Task to carry out: Nothing but the lines holding the string "down" should appear in the answer. Copy them from the entries.

(Provided material Opens)

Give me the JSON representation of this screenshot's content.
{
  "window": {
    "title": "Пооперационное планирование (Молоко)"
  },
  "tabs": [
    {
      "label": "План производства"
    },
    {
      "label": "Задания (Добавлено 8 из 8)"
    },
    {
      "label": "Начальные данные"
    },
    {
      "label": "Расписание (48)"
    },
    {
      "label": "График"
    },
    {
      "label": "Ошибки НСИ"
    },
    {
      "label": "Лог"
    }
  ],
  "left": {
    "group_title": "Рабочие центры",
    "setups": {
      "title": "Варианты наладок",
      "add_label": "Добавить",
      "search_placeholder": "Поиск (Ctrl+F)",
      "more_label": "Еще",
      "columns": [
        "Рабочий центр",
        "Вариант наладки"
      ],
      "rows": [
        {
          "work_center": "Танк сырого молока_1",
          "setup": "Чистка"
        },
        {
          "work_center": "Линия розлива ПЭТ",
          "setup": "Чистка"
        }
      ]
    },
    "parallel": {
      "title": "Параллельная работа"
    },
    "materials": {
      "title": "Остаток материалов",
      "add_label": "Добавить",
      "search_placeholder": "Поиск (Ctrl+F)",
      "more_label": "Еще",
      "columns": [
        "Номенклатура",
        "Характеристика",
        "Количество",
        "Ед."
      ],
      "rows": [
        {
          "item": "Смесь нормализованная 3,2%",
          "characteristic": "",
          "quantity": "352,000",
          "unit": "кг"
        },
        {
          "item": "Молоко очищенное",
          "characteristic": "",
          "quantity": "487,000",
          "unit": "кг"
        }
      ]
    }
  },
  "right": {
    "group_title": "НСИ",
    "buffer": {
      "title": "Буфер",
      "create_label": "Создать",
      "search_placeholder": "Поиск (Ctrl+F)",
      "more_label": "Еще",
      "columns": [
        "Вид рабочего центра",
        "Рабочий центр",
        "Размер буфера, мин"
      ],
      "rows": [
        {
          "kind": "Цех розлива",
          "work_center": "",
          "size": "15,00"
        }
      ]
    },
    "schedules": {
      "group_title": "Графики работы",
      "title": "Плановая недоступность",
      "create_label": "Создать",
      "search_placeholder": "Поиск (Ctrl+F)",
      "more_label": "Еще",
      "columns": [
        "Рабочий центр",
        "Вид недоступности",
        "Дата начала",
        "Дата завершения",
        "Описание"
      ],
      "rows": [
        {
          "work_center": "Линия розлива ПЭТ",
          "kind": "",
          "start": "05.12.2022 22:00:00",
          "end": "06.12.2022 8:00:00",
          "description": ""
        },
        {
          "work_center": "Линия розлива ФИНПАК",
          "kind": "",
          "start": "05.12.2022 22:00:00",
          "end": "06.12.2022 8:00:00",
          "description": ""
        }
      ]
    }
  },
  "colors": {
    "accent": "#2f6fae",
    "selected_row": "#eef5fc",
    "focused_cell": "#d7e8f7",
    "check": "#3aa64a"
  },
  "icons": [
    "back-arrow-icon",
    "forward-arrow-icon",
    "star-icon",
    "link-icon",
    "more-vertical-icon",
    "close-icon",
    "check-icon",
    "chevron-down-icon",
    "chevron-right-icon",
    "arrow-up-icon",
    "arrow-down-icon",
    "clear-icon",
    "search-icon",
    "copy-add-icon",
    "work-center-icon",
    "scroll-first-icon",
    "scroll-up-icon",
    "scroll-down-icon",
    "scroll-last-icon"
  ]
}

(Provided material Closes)
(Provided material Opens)

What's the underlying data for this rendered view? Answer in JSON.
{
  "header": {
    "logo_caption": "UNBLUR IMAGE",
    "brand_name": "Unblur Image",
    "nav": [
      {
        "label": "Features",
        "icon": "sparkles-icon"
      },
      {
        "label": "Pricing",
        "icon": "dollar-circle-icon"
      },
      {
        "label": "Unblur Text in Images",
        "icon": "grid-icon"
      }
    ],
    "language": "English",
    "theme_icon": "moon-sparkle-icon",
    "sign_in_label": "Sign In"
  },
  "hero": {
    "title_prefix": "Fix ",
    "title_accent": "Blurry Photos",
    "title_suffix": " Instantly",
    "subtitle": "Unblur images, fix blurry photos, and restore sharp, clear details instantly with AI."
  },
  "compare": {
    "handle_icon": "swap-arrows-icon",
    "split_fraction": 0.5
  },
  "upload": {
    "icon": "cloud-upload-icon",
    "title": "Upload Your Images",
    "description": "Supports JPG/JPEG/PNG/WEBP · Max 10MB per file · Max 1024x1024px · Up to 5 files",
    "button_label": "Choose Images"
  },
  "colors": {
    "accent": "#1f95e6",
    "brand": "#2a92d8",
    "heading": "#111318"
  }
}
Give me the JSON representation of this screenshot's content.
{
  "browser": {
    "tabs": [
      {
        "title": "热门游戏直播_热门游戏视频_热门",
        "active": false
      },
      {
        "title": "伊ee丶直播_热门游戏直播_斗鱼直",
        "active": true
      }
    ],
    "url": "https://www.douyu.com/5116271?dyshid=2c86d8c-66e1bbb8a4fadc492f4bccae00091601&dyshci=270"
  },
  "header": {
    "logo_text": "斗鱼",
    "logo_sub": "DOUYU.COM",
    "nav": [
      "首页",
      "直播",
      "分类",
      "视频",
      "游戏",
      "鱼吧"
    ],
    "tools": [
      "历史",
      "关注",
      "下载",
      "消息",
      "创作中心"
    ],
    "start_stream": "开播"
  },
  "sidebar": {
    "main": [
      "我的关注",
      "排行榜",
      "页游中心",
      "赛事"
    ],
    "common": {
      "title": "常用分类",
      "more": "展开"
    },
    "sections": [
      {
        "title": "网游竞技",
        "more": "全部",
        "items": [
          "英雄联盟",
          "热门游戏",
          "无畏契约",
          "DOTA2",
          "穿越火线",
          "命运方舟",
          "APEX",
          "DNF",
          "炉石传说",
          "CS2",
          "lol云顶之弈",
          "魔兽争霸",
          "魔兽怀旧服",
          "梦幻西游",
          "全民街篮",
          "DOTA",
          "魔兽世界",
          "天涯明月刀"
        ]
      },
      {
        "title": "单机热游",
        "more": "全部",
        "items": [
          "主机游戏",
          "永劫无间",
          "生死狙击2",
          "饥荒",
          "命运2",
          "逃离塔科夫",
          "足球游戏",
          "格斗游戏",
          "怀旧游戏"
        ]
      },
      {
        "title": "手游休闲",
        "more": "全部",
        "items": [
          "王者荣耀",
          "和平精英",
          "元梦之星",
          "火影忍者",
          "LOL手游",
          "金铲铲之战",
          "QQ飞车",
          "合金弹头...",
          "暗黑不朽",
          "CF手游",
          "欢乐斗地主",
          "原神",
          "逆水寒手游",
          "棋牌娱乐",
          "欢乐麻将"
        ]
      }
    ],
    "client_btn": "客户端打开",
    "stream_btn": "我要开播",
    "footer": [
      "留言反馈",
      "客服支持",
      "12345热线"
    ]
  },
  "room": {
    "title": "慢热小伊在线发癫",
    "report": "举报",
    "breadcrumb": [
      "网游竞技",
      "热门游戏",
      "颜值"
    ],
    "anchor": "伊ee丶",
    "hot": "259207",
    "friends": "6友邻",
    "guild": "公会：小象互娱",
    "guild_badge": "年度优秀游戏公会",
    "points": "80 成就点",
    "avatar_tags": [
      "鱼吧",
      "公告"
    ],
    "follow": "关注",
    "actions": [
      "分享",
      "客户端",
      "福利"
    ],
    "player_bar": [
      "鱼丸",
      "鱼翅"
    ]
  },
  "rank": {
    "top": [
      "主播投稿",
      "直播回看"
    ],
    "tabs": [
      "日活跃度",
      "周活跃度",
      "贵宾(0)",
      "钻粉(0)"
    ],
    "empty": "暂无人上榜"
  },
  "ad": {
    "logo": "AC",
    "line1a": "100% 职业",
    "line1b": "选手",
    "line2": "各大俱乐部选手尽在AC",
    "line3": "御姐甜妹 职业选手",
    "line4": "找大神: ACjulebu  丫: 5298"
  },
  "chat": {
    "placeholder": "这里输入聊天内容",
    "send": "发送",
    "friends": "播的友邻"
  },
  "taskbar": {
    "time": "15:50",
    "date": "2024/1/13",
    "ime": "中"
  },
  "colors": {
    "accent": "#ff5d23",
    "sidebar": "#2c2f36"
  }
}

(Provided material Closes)

Task result:
    "chevron-down-icon",
    "arrow-down-icon",
    "scroll-down-icon",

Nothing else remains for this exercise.